#### Stored records:
Start of Block

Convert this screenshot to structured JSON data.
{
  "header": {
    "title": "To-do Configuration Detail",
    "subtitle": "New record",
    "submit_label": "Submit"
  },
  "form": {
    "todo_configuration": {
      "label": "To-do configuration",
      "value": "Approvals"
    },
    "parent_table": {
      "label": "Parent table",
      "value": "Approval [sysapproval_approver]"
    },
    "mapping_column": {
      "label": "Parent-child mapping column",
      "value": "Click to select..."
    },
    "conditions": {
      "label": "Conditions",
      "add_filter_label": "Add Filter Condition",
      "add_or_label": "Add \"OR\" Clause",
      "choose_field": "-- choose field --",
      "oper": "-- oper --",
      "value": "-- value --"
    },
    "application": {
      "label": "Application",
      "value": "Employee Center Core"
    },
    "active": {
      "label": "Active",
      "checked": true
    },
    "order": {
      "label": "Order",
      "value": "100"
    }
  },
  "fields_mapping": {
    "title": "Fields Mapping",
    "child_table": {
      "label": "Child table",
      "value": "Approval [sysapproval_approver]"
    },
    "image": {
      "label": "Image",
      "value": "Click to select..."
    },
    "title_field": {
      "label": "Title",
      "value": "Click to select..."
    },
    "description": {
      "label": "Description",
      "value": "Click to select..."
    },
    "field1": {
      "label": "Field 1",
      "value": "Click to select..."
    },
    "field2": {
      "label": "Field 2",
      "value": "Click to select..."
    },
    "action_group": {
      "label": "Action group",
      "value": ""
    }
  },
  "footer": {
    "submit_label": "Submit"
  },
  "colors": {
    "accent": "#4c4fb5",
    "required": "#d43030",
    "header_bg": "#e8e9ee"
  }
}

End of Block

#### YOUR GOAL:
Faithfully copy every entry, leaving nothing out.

#### EXPECTED ANSWER:
Convert this screenshot to structured JSON data.
{
  "header": {
    "title": "To-do Configuration Detail",
    "subtitle": "New record",
    "submit_label": "Submit"
  },
  "form": {
    "todo_configuration": {
      "label": "To-do configuration",
      "value": "Approvals"
    },
    "parent_table": {
      "label": "Parent table",
      "value": "Approval [sysapproval_approver]"
    },
    "mapping_column": {
      "label": "Parent-child mapping column",
      "value": "Click to select..."
    },
    "conditions": {
      "label": "Conditions",
      "add_filter_label": "Add Filter Condition",
      "add_or_label": "Add \"OR\" Clause",
      "choose_field": "-- choose field --",
      "oper": "-- oper --",
      "value": "-- value --"
    },
    "application": {
      "label": "Application",
      "value": "Employee Center Core"
    },
    "active": {
      "label": "Active",
      "checked": true
    },
    "order": {
      "label": "Order",
      "value": "100"
    }
  },
  "fields_mapping": {
    "title": "Fields Mapping",
    "child_table": {
      "label": "Child table",
      "value": "Approval [sysapproval_approver]"
    },
    "image": {
      "label": "Image",
      "value": "Click to select..."
    },
    "title_field": {
      "label": "Title",
      "value": "Click to select..."
    },
    "description": {
      "label": "Description",
      "value": "Click to select..."
    },
    "field1": {
      "label": "Field 1",
      "value": "Click to select..."
    },
    "field2": {
      "label": "Field 2",
      "value": "Click to select..."
    },
    "action_group": {
      "label": "Action group",
      "value": ""
    }
  },
  "footer": {
    "submit_label": "Submit"
  },
  "colors": {
    "accent": "#4c4fb5",
    "required": "#d43030",
    "header_bg": "#e8e9ee"
  }
}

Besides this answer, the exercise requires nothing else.